### Records supplied
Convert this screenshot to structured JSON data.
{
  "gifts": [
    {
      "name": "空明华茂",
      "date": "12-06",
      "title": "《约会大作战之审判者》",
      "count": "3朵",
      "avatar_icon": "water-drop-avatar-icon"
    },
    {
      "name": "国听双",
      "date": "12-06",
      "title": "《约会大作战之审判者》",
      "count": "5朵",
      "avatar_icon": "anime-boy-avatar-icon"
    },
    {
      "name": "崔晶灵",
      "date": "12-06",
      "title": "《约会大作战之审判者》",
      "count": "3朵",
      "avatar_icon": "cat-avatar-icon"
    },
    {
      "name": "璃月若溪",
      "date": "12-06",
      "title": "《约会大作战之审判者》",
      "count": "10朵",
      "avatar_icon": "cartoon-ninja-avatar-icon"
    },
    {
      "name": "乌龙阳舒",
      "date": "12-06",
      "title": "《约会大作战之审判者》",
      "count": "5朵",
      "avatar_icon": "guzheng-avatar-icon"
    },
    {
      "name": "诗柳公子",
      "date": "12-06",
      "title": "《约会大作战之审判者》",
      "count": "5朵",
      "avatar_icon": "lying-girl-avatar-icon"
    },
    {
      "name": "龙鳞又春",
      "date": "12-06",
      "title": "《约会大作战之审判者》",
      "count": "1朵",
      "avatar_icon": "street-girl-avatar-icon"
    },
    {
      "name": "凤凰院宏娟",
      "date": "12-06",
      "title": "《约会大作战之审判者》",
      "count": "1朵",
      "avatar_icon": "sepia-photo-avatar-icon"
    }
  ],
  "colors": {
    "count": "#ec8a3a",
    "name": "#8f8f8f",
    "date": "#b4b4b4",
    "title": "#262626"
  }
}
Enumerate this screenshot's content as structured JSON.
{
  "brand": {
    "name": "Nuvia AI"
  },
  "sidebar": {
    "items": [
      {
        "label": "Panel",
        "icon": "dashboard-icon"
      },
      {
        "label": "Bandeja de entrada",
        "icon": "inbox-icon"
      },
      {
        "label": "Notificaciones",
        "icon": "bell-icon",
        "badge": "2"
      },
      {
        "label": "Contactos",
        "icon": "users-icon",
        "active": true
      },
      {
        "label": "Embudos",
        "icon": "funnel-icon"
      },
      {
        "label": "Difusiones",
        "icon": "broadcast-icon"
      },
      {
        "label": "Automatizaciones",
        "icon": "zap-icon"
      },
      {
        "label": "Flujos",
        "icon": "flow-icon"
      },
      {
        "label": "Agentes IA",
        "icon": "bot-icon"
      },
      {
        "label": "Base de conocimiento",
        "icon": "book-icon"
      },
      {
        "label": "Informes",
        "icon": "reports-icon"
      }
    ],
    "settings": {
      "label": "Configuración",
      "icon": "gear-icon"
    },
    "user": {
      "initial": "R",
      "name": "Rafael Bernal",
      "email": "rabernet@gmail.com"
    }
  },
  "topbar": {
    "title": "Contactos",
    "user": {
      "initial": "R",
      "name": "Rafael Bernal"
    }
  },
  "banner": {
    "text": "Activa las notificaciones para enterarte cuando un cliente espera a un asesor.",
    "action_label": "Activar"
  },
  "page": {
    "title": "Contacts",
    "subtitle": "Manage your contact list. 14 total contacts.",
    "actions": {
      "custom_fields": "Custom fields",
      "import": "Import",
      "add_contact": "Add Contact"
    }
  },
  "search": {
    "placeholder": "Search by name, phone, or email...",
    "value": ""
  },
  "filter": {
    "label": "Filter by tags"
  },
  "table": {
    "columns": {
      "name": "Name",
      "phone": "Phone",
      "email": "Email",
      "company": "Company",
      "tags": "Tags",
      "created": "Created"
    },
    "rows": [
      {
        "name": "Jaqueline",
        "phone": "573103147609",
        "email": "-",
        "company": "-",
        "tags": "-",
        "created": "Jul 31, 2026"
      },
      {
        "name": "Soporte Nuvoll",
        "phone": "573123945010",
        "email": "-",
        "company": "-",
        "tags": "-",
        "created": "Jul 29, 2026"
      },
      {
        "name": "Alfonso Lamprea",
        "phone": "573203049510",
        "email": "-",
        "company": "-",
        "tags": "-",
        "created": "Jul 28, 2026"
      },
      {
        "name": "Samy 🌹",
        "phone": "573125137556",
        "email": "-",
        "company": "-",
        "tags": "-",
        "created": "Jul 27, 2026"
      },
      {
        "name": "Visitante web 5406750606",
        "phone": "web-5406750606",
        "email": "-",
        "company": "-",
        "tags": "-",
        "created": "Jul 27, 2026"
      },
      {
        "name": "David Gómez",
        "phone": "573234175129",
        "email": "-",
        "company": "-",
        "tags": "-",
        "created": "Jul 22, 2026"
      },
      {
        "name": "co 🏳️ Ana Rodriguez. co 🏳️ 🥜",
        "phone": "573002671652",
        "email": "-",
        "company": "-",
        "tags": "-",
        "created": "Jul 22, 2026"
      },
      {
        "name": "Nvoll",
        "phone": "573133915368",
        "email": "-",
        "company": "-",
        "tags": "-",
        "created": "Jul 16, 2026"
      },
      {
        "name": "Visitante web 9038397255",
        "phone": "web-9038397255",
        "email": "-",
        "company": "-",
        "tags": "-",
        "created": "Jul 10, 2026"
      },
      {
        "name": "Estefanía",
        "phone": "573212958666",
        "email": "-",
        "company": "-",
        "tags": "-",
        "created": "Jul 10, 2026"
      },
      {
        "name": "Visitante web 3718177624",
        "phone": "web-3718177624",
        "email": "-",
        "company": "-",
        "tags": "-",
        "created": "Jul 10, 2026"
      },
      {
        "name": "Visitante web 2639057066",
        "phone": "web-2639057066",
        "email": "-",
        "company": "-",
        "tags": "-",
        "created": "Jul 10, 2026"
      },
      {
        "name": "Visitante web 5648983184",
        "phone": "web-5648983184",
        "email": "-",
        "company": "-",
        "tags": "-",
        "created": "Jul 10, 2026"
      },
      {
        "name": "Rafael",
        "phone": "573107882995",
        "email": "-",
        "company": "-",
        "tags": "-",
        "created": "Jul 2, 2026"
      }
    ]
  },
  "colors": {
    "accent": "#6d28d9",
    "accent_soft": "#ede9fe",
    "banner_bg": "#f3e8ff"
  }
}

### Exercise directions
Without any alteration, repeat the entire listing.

### Solved problem
Convert this screenshot to structured JSON data.
{
  "gifts": [
    {
      "name": "空明华茂",
      "date": "12-06",
      "title": "《约会大作战之审判者》",
      "count": "3朵",
      "avatar_icon": "water-drop-avatar-icon"
    },
    {
      "name": "国听双",
      "date": "12-06",
      "title": "《约会大作战之审判者》",
      "count": "5朵",
      "avatar_icon": "anime-boy-avatar-icon"
    },
    {
      "name": "崔晶灵",
      "date": "12-06",
      "title": "《约会大作战之审判者》",
      "count": "3朵",
      "avatar_icon": "cat-avatar-icon"
    },
    {
      "name": "璃月若溪",
      "date": "12-06",
      "title": "《约会大作战之审判者》",
      "count": "10朵",
      "avatar_icon": "cartoon-ninja-avatar-icon"
    },
    {
      "name": "乌龙阳舒",
      "date": "12-06",
      "title": "《约会大作战之审判者》",
      "count": "5朵",
      "avatar_icon": "guzheng-avatar-icon"
    },
    {
      "name": "诗柳公子",
      "date": "12-06",
      "title": "《约会大作战之审判者》",
      "count": "5朵",
      "avatar_icon": "lying-girl-avatar-icon"
    },
    {
      "name": "龙鳞又春",
      "date": "12-06",
      "title": "《约会大作战之审判者》",
      "count": "1朵",
      "avatar_icon": "street-girl-avatar-icon"
    },
    {
      "name": "凤凰院宏娟",
      "date": "12-06",
      "title": "《约会大作战之审判者》",
      "count": "1朵",
      "avatar_icon": "sepia-photo-avatar-icon"
    }
  ],
  "colors": {
    "count": "#ec8a3a",
    "name": "#8f8f8f",
    "date": "#b4b4b4",
    "title": "#262626"
  }
}
Enumerate this screenshot's content as structured JSON.
{
  "brand": {
    "name": "Nuvia AI"
  },
  "sidebar": {
    "items": [
      {
        "label": "Panel",
        "icon": "dashboard-icon"
      },
      {
        "label": "Bandeja de entrada",
        "icon": "inbox-icon"
      },
      {
        "label": "Notificaciones",
        "icon": "bell-icon",
        "badge": "2"
      },
      {
        "label": "Contactos",
        "icon": "users-icon",
        "active": true
      },
      {
        "label": "Embudos",
        "icon": "funnel-icon"
      },
      {
        "label": "Difusiones",
        "icon": "broadcast-icon"
      },
      {
        "label": "Automatizaciones",
        "icon": "zap-icon"
      },
      {
        "label": "Flujos",
        "icon": "flow-icon"
      },
      {
        "label": "Agentes IA",
        "icon": "bot-icon"
      },
      {
        "label": "Base de conocimiento",
        "icon": "book-icon"
      },
      {
        "label": "Informes",
        "icon": "reports-icon"
      }
    ],
    "settings": {
      "label": "Configuración",
      "icon": "gear-icon"
    },
    "user": {
      "initial": "R",
      "name": "Rafael Bernal",
      "email": "rabernet@gmail.com"
    }
  },
  "topbar": {
    "title": "Contactos",
    "user": {
      "initial": "R",
      "name": "Rafael Bernal"
    }
  },
  "banner": {
    "text": "Activa las notificaciones para enterarte cuando un cliente espera a un asesor.",
    "action_label": "Activar"
  },
  "page": {
    "title": "Contacts",
    "subtitle": "Manage your contact list. 14 total contacts.",
    "actions": {
      "custom_fields": "Custom fields",
      "import": "Import",
      "add_contact": "Add Contact"
    }
  },
  "search": {
    "placeholder": "Search by name, phone, or email...",
    "value": ""
  },
  "filter": {
    "label": "Filter by tags"
  },
  "table": {
    "columns": {
      "name": "Name",
      "phone": "Phone",
      "email": "Email",
      "company": "Company",
      "tags": "Tags",
      "created": "Created"
    },
    "rows": [
      {
        "name": "Jaqueline",
        "phone": "573103147609",
        "email": "-",
        "company": "-",
        "tags": "-",
        "created": "Jul 31, 2026"
      },
      {
        "name": "Soporte Nuvoll",
        "phone": "573123945010",
        "email": "-",
        "company": "-",
        "tags": "-",
        "created": "Jul 29, 2026"
      },
      {
        "name": "Alfonso Lamprea",
        "phone": "573203049510",
        "email": "-",
        "company": "-",
        "tags": "-",
        "created": "Jul 28, 2026"
      },
      {
        "name": "Samy 🌹",
        "phone": "573125137556",
        "email": "-",
        "company": "-",
        "tags": "-",
        "created": "Jul 27, 2026"
      },
      {
        "name": "Visitante web 5406750606",
        "phone": "web-5406750606",
        "email": "-",
        "company": "-",
        "tags": "-",
        "created": "Jul 27, 2026"
      },
      {
        "name": "David Gómez",
        "phone": "573234175129",
        "email": "-",
        "company": "-",
        "tags": "-",
        "created": "Jul 22, 2026"
      },
      {
        "name": "co 🏳️ Ana Rodriguez. co 🏳️ 🥜",
        "phone": "573002671652",
        "email": "-",
        "company": "-",
        "tags": "-",
        "created": "Jul 22, 2026"
      },
      {
        "name": "Nvoll",
        "phone": "573133915368",
        "email": "-",
        "company": "-",
        "tags": "-",
        "created": "Jul 16, 2026"
      },
      {
        "name": "Visitante web 9038397255",
        "phone": "web-9038397255",
        "email": "-",
        "company": "-",
        "tags": "-",
        "created": "Jul 10, 2026"
      },
      {
        "name": "Estefanía",
        "phone": "573212958666",
        "email": "-",
        "company": "-",
        "tags": "-",
        "created": "Jul 10, 2026"
      },
      {
        "name": "Visitante web 3718177624",
        "phone": "web-3718177624",
        "email": "-",
        "company": "-",
        "tags": "-",
        "created": "Jul 10, 2026"
      },
      {
        "name": "Visitante web 2639057066",
        "phone": "web-2639057066",
        "email": "-",
        "company": "-",
        "tags": "-",
        "created": "Jul 10, 2026"
      },
      {
        "name": "Visitante web 5648983184",
        "phone": "web-5648983184",
        "email": "-",
        "company": "-",
        "tags": "-",
        "created": "Jul 10, 2026"
      },
      {
        "name": "Rafael",
        "phone": "573107882995",
        "email": "-",
        "company": "-",
        "tags": "-",
        "created": "Jul 2, 2026"
      }
    ]
  },
  "colors": {
    "accent": "#6d28d9",
    "accent_soft": "#ede9fe",
    "banner_bg": "#f3e8ff"
  }
}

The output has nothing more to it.